Nearly 40 Adventist Church administrators and scholars recently met in Denver, Colorado, to discuss the relationship between science and religion. Hosted by the Geoscience Research Institute (GRI) and led by Benjamin Clausen, GRI senior research scientist, the conference was meant to inspire the discussion and discovery of scientific evidence supporting the biblical account of creation. Participants attended a series of lectures and visited various sites of scientific interest, such as fossil quarries. Larry R. Evans, Adventist world church undersecretary and conference attendee, reports that much common ground was found where intellectual rivalry once ruled.
“Scientists are trained to look for answers by asking penetrating questions. Clergy are trained to build faith even when the unknown would suggest otherwise. While there were times when the two disciplines seemed to collide, there were more times when [they] complimented each other,” he said. Evans concluded that “questions must continue to be asked, and we must not see the asking of questions as heresy.” He maintained, however, that “faith in God and His revelation must also be reverenced, for He is the author of the record written in stone.”

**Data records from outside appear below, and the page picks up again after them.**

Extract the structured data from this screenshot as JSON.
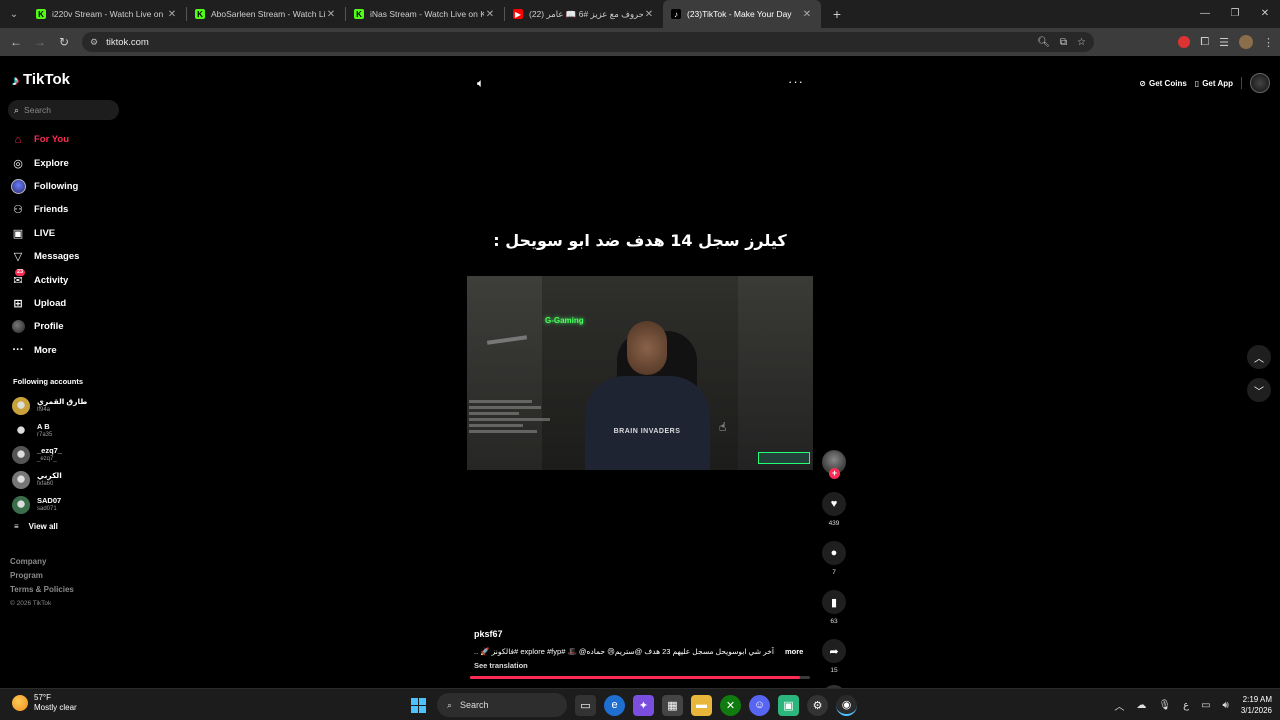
{
  "browser": {
    "tabs": [
      {
        "title": "i220v Stream - Watch Live on Ki",
        "icon": "kick-icon",
        "color": "#53fc18",
        "active": false
      },
      {
        "title": "AboSarleen Stream - Watch Live",
        "icon": "kick-icon",
        "color": "#53fc18",
        "active": false
      },
      {
        "title": "iNas Stream - Watch Live on Ki",
        "icon": "kick-icon",
        "color": "#53fc18",
        "active": false
      },
      {
        "title": "(22) حروف مع عزيز #6 📖 عامر",
        "icon": "youtube-icon",
        "color": "#ff0000",
        "active": false
      },
      {
        "title": "(23)TikTok - Make Your Day",
        "icon": "tiktok-icon",
        "color": "#ffffff",
        "active": true
      }
    ],
    "address": "tiktok.com"
  },
  "tiktok": {
    "logo": "TikTok",
    "search_placeholder": "Search",
    "nav": [
      {
        "label": "For You",
        "icon": "home-icon",
        "active": true
      },
      {
        "label": "Explore",
        "icon": "compass-icon",
        "active": false
      },
      {
        "label": "Following",
        "icon": "following-icon",
        "active": false
      },
      {
        "label": "Friends",
        "icon": "friends-icon",
        "active": false
      },
      {
        "label": "LIVE",
        "icon": "live-icon",
        "active": false
      },
      {
        "label": "Messages",
        "icon": "messages-icon",
        "active": false
      },
      {
        "label": "Activity",
        "icon": "activity-icon",
        "active": false,
        "badge": "23"
      },
      {
        "label": "Upload",
        "icon": "upload-icon",
        "active": false
      },
      {
        "label": "Profile",
        "icon": "profile-icon",
        "active": false
      },
      {
        "label": "More",
        "icon": "more-icon",
        "active": false
      }
    ],
    "following_title": "Following accounts",
    "following": [
      {
        "name": "طارق القمري",
        "handle": "lf94a",
        "color": "#c9a23a"
      },
      {
        "name": "A B",
        "handle": "r7a35",
        "color": "#000000"
      },
      {
        "name": "_ezq7_",
        "handle": "_ezq7_",
        "color": "#555555"
      },
      {
        "name": "الكربي",
        "handle": "fxfa60",
        "color": "#777777"
      },
      {
        "name": "SAD07",
        "handle": "sad071",
        "color": "#3a6e4a"
      }
    ],
    "view_all": "View all",
    "footer": [
      "Company",
      "Program",
      "Terms & Policies"
    ],
    "copyright": "© 2026 TikTok",
    "top_right": {
      "coins": "Get Coins",
      "app": "Get App"
    },
    "headline": "كيلرز سجل 14 هدف ضد ابو سويحل :",
    "video": {
      "neon_text": "G-Gaming",
      "shirt_text": "BRAIN INVADERS"
    },
    "actions": {
      "likes": "439",
      "comments": "7",
      "saves": "63",
      "shares": "15"
    },
    "caption": {
      "user": "pksf67",
      "text": "آخر شي ابوسويحل مسجل عليهم 23 هدف @ستريم😢 حماده@ 🎩 #explore #fyp #فالكونز 🚀 ...",
      "more": "more",
      "see_translation": "See translation"
    },
    "progress": 0.97
  },
  "taskbar": {
    "temp": "57°F",
    "weather": "Mostly clear",
    "search": "Search",
    "time": "2:19 AM",
    "date": "3/1/2026"
  }
}
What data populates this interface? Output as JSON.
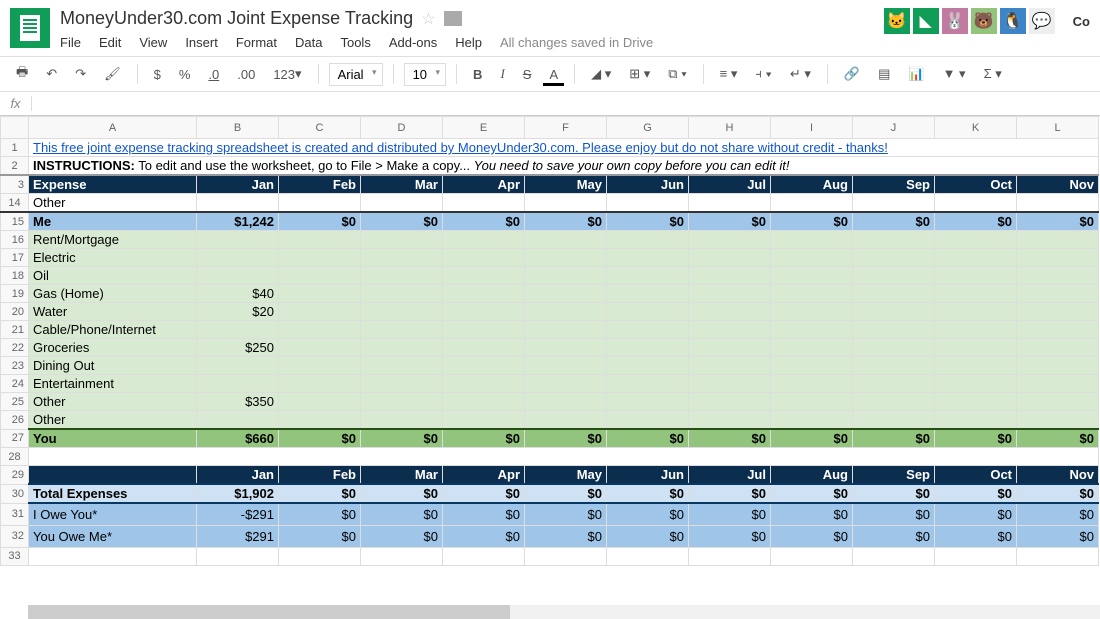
{
  "doc": {
    "title": "MoneyUnder30.com Joint Expense Tracking"
  },
  "menu": {
    "file": "File",
    "edit": "Edit",
    "view": "View",
    "insert": "Insert",
    "format": "Format",
    "data": "Data",
    "tools": "Tools",
    "addons": "Add-ons",
    "help": "Help",
    "status": "All changes saved in Drive"
  },
  "share": {
    "label": "Co"
  },
  "toolbar": {
    "currency": "$",
    "percent": "%",
    "dec0": ".0",
    "dec00": ".00",
    "fmt": "123",
    "font": "Arial",
    "size": "10",
    "bold": "B",
    "italic": "I",
    "strike": "S",
    "textcolor": "A"
  },
  "fx": {
    "label": "fx"
  },
  "columns": [
    "A",
    "B",
    "C",
    "D",
    "E",
    "F",
    "G",
    "H",
    "I",
    "J",
    "K",
    "L"
  ],
  "row1": {
    "link": "This free joint expense tracking spreadsheet is created and distributed by MoneyUnder30.com. Please enjoy but do not share without credit - thanks!"
  },
  "row2": {
    "bold": "INSTRUCTIONS:",
    "text": " To edit and use the worksheet, go to File > Make a copy...   ",
    "italic": "You need to save your own copy before you can edit it!"
  },
  "months": [
    "Jan",
    "Feb",
    "Mar",
    "Apr",
    "May",
    "Jun",
    "Jul",
    "Aug",
    "Sep",
    "Oct",
    "Nov"
  ],
  "header": {
    "expense": "Expense"
  },
  "r14": {
    "label": "Other"
  },
  "r15": {
    "label": "Me",
    "vals": [
      "$1,242",
      "$0",
      "$0",
      "$0",
      "$0",
      "$0",
      "$0",
      "$0",
      "$0",
      "$0",
      "$0"
    ]
  },
  "r16": {
    "label": "Rent/Mortgage"
  },
  "r17": {
    "label": "Electric"
  },
  "r18": {
    "label": "Oil"
  },
  "r19": {
    "label": "Gas (Home)",
    "jan": "$40"
  },
  "r20": {
    "label": "Water",
    "jan": "$20"
  },
  "r21": {
    "label": "Cable/Phone/Internet"
  },
  "r22": {
    "label": "Groceries",
    "jan": "$250"
  },
  "r23": {
    "label": "Dining Out"
  },
  "r24": {
    "label": "Entertainment"
  },
  "r25": {
    "label": "Other",
    "jan": "$350"
  },
  "r26": {
    "label": "Other"
  },
  "r27": {
    "label": "You",
    "vals": [
      "$660",
      "$0",
      "$0",
      "$0",
      "$0",
      "$0",
      "$0",
      "$0",
      "$0",
      "$0",
      "$0"
    ]
  },
  "r30": {
    "label": "Total Expenses",
    "vals": [
      "$1,902",
      "$0",
      "$0",
      "$0",
      "$0",
      "$0",
      "$0",
      "$0",
      "$0",
      "$0",
      "$0"
    ]
  },
  "r31": {
    "label": "I Owe You*",
    "vals": [
      "-$291",
      "$0",
      "$0",
      "$0",
      "$0",
      "$0",
      "$0",
      "$0",
      "$0",
      "$0",
      "$0"
    ]
  },
  "r32": {
    "label": "You Owe Me*",
    "vals": [
      "$291",
      "$0",
      "$0",
      "$0",
      "$0",
      "$0",
      "$0",
      "$0",
      "$0",
      "$0",
      "$0"
    ]
  },
  "rownums": {
    "r1": "1",
    "r2": "2",
    "r3": "3",
    "r14": "14",
    "r15": "15",
    "r16": "16",
    "r17": "17",
    "r18": "18",
    "r19": "19",
    "r20": "20",
    "r21": "21",
    "r22": "22",
    "r23": "23",
    "r24": "24",
    "r25": "25",
    "r26": "26",
    "r27": "27",
    "r28": "28",
    "r29": "29",
    "r30": "30",
    "r31": "31",
    "r32": "32",
    "r33": "33"
  }
}
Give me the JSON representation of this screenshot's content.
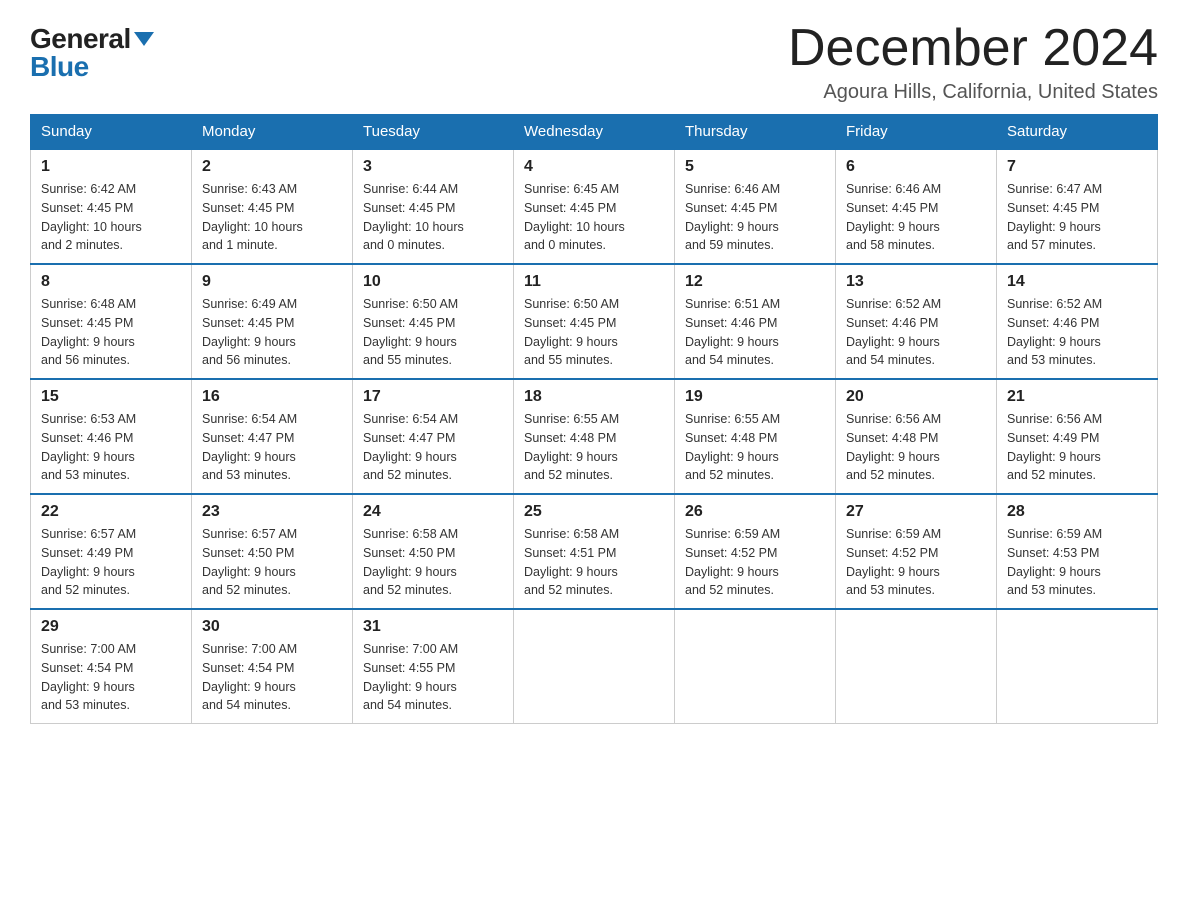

GRI director James Gibson wrapped up the conference with a call to better reconcile the geologic record with the biblical
—Adventist News Network/AR.
record, but to realize that faith in God must remain paramount, despite some unanswered questions.
CANADA: Adventist Physicians Attend
International AIDS Conference
Leaders of the Seventh-day Adventist church’s response to AIDS in Africa attended the largest-ever meeting on HIV and AIDS in Toronto in August. More than 20,000 people attended the international conference, whose theme was “Time to Deliver.”
Oscar Giordano, director of the Adventist Aids International Ministry headquartered in Johannesburg, South Africa, was one of the conference attendees. “It was very important to have the Adventist Church represented in the meetings because of the increasing role that the churches are playing in containing the epidemic and relieving its impact.” He added that there
—Adventist News Network/AR.
was a special exhibit section dedicated to interfaith activities.
FLORIDA: Robots Join Staff of Adventist Hospital
The newest employees at Adventist-owned Florida Hospital work 24 hours a day, seven days a week, never take a break, and wouldn’t think of asking for a raise. Amid the usual flurry of doctors, nurses, and patients, you’re likely to find them scurrying along the hospital’s hallways with linens, meals, and other supplies in tow. These new employees are three robots called TUGs. Hospital staff says they’ve already proved to be helpful and dependable.
Designed by Aethon, the robots “eliminate repetitive tasks like pushing carts and running errands” to “ensure [hospital] caregivers are spending their valuable time taking care of patients,” says Mike Thompson, Florida Hospital Celebration
Health assistant administrator.
Secret of the Cave, a feature film created by Southern Adventist University and based on a children’s book written by Arthur Maxwell, is the recipient of a Crystal Heart Award from the Heartland Film Festival. It is one of five films out of more than 120
—Southern Adventist University Public Relations/AR.
entries to receive this award.
Richard Marker, treasurer of the Greater New York Conference, has been elected president of that conference, succeeding
—From the Desk of Don Schneider/AR.
Dionisio Olivo, who has accepted a call to become the Hispanic coordinator of the Atlantic Union Conference.